----- MATERIAL SUPPLIED

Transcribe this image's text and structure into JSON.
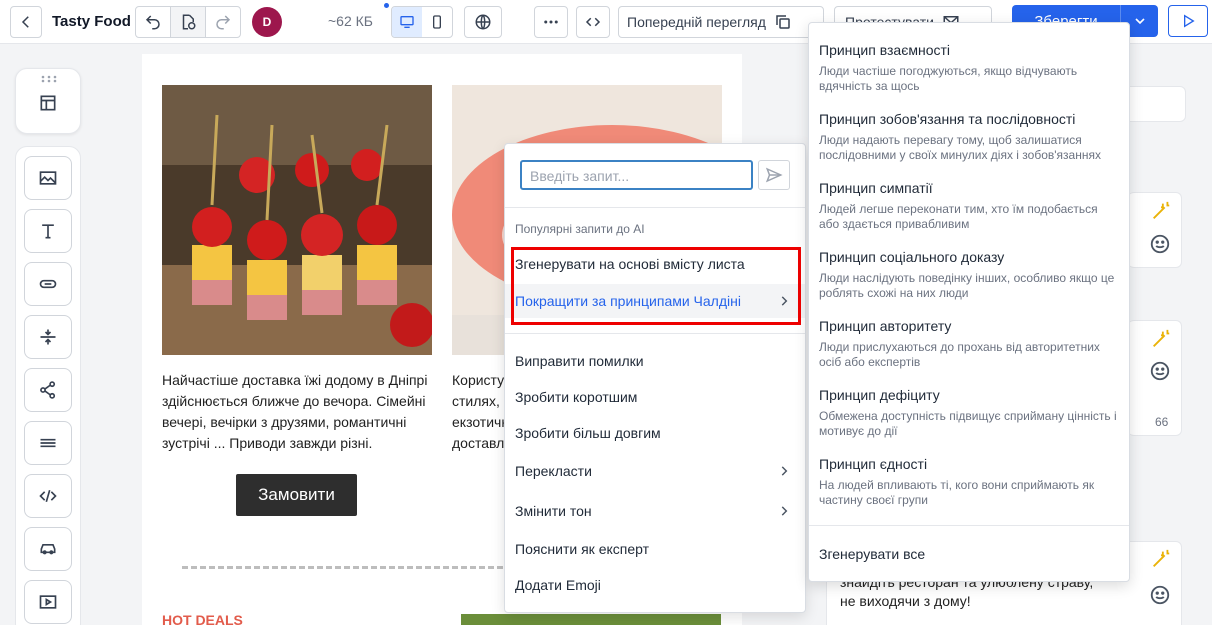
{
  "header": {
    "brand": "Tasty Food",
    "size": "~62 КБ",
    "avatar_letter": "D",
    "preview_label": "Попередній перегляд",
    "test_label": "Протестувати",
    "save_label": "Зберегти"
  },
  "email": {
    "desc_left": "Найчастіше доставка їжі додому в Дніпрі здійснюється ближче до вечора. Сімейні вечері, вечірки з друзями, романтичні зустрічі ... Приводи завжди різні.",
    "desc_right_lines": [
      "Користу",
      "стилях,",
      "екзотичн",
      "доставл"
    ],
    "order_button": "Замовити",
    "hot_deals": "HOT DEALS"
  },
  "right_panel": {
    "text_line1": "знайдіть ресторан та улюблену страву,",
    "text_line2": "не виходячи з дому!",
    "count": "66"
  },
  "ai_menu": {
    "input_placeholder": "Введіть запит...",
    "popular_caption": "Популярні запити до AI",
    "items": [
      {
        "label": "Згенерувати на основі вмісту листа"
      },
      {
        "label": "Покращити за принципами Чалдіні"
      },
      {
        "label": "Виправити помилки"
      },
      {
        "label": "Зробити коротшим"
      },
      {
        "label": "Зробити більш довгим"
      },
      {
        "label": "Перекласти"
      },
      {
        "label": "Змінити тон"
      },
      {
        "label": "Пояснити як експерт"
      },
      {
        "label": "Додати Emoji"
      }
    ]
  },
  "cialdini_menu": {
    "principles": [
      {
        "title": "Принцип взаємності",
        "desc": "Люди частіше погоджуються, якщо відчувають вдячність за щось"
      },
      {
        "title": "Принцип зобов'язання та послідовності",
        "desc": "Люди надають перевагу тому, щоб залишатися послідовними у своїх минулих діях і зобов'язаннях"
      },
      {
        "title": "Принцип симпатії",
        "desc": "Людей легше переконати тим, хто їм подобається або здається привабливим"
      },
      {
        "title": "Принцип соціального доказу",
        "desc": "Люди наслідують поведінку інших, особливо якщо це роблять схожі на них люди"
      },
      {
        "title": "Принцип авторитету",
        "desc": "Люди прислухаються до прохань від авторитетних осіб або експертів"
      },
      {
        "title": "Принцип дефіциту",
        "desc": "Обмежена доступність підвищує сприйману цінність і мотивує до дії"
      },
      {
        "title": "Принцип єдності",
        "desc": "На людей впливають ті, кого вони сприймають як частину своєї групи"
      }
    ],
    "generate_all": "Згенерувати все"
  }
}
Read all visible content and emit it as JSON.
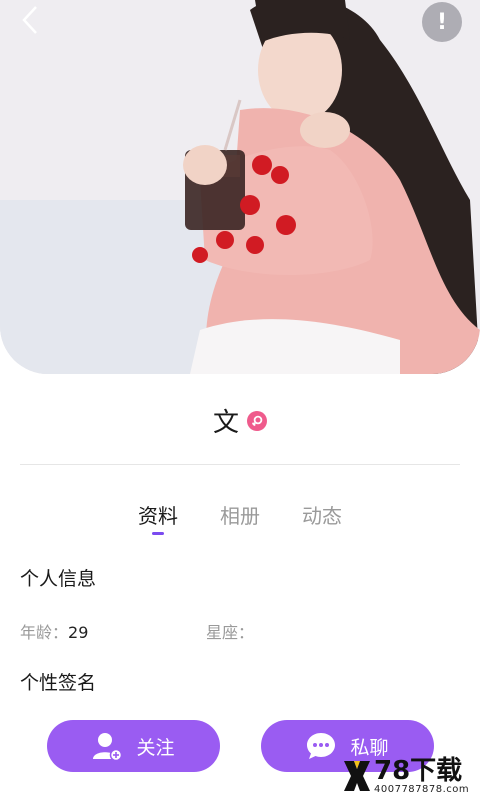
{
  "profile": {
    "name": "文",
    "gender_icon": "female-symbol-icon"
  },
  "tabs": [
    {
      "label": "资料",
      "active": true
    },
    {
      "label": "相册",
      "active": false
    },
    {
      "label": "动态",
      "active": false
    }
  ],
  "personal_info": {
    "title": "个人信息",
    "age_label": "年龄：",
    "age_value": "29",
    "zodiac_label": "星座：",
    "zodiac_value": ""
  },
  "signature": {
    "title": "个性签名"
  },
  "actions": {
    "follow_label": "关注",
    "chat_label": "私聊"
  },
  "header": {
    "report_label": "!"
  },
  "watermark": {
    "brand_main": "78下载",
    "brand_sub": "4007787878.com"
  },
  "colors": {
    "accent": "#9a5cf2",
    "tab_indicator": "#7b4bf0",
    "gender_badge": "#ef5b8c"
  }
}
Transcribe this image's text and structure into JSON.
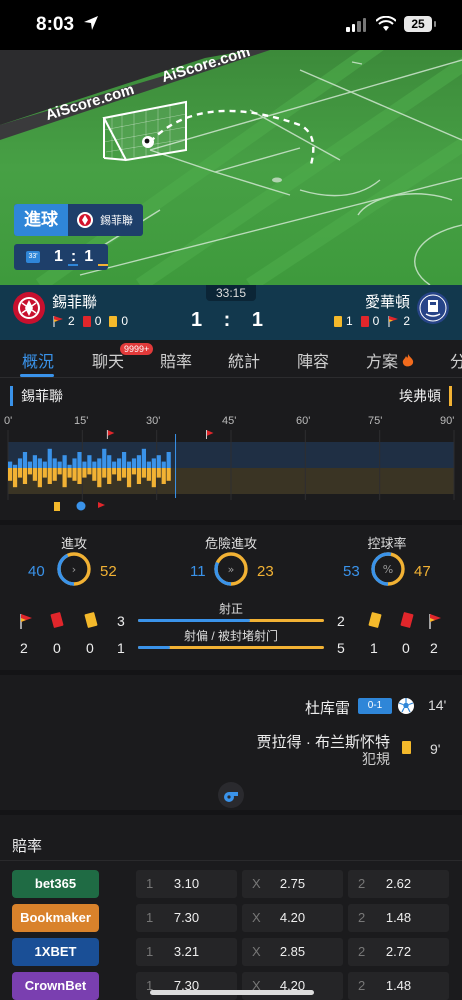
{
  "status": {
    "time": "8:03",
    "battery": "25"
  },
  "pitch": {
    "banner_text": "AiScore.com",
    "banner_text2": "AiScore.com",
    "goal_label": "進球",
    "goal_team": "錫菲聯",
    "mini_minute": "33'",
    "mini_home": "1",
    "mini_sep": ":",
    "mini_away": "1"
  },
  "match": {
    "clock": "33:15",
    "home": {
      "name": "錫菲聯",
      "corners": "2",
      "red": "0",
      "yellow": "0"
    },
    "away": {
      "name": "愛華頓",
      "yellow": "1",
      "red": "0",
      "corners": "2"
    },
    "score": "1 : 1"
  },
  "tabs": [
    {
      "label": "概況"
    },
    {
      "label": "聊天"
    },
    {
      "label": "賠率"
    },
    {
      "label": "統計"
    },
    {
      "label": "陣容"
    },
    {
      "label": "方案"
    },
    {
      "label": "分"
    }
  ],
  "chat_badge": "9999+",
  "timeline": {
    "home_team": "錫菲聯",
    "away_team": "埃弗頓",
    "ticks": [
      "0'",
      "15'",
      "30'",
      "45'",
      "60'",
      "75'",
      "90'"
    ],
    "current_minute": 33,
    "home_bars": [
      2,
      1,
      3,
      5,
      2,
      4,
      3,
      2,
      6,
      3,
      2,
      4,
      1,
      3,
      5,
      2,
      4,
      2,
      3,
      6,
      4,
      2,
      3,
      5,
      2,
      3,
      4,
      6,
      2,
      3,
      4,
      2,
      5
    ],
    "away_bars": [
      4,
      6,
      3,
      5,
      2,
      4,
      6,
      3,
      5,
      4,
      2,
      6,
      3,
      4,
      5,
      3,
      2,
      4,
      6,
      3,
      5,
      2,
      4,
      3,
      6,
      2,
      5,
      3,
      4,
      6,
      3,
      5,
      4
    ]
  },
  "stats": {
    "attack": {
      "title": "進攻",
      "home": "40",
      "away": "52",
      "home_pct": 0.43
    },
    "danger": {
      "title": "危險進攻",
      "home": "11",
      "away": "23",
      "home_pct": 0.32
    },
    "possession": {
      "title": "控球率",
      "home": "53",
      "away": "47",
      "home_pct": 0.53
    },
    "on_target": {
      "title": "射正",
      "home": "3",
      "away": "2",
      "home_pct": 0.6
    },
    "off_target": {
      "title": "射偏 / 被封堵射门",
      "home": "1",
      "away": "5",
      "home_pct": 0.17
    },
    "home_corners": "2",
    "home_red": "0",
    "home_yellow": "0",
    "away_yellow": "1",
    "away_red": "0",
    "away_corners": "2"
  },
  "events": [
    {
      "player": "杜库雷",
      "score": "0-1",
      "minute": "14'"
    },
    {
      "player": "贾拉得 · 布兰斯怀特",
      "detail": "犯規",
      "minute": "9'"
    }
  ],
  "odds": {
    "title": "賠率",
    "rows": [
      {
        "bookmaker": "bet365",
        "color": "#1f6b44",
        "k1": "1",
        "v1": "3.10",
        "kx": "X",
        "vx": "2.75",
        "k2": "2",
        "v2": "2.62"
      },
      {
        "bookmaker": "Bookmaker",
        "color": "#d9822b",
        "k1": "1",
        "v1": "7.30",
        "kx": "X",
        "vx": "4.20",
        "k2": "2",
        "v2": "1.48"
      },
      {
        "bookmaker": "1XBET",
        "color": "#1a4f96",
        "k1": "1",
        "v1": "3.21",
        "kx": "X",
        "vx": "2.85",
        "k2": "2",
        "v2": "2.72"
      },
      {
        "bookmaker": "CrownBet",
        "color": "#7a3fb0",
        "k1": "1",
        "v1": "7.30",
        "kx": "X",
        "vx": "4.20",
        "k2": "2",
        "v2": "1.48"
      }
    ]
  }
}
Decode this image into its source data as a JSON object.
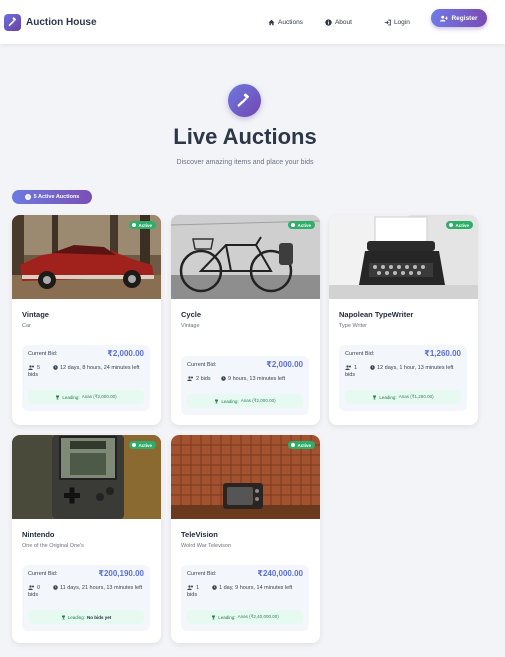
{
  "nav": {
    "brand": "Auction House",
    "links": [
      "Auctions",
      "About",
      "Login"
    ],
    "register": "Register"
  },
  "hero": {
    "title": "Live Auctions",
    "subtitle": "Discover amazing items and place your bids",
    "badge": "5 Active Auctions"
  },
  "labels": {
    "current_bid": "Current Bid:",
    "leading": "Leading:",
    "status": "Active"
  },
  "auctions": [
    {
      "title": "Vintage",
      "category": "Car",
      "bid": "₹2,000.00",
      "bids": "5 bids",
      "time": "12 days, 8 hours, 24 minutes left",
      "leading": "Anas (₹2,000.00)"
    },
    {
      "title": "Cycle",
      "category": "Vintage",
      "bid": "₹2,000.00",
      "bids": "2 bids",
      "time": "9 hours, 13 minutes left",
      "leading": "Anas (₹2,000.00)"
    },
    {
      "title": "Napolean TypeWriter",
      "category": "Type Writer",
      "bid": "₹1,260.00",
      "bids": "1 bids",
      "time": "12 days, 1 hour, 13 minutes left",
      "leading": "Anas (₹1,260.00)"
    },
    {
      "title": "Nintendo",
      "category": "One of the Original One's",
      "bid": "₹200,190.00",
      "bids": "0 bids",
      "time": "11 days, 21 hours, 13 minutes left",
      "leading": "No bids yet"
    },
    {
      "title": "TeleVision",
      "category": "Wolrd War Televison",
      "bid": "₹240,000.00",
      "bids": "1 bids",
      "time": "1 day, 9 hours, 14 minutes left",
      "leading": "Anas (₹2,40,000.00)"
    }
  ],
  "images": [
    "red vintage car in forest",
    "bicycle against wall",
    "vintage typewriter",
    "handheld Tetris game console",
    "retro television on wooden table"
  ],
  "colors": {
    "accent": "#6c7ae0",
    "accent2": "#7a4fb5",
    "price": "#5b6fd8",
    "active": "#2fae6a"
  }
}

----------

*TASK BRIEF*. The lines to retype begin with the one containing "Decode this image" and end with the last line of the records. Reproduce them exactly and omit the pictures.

*EXERCISE RESPONSE*.
Decode this image into its source data as a JSON object.
{
  "nav": {
    "brand": "Auction House",
    "links": [
      "Auctions",
      "About",
      "Login"
    ],
    "register": "Register"
  },
  "hero": {
    "title": "Live Auctions",
    "subtitle": "Discover amazing items and place your bids",
    "badge": "5 Active Auctions"
  },
  "labels": {
    "current_bid": "Current Bid:",
    "leading": "Leading:",
    "status": "Active"
  },
  "auctions": [
    {
      "title": "Vintage",
      "category": "Car",
      "bid": "₹2,000.00",
      "bids": "5 bids",
      "time": "12 days, 8 hours, 24 minutes left",
      "leading": "Anas (₹2,000.00)"
    },
    {
      "title": "Cycle",
      "category": "Vintage",
      "bid": "₹2,000.00",
      "bids": "2 bids",
      "time": "9 hours, 13 minutes left",
      "leading": "Anas (₹2,000.00)"
    },
    {
      "title": "Napolean TypeWriter",
      "category": "Type Writer",
      "bid": "₹1,260.00",
      "bids": "1 bids",
      "time": "12 days, 1 hour, 13 minutes left",
      "leading": "Anas (₹1,260.00)"
    },
    {
      "title": "Nintendo",
      "category": "One of the Original One's",
      "bid": "₹200,190.00",
      "bids": "0 bids",
      "time": "11 days, 21 hours, 13 minutes left",
      "leading": "No bids yet"
    },
    {
      "title": "TeleVision",
      "category": "Wolrd War Televison",
      "bid": "₹240,000.00",
      "bids": "1 bids",
      "time": "1 day, 9 hours, 14 minutes left",
      "leading": "Anas (₹2,40,000.00)"
    }
  ],
  "images": [
    "red vintage car in forest",
    "bicycle against wall",
    "vintage typewriter",
    "handheld Tetris game console",
    "retro television on wooden table"
  ],
  "colors": {
    "accent": "#6c7ae0",
    "accent2": "#7a4fb5",
    "price": "#5b6fd8",
    "active": "#2fae6a"
  }
}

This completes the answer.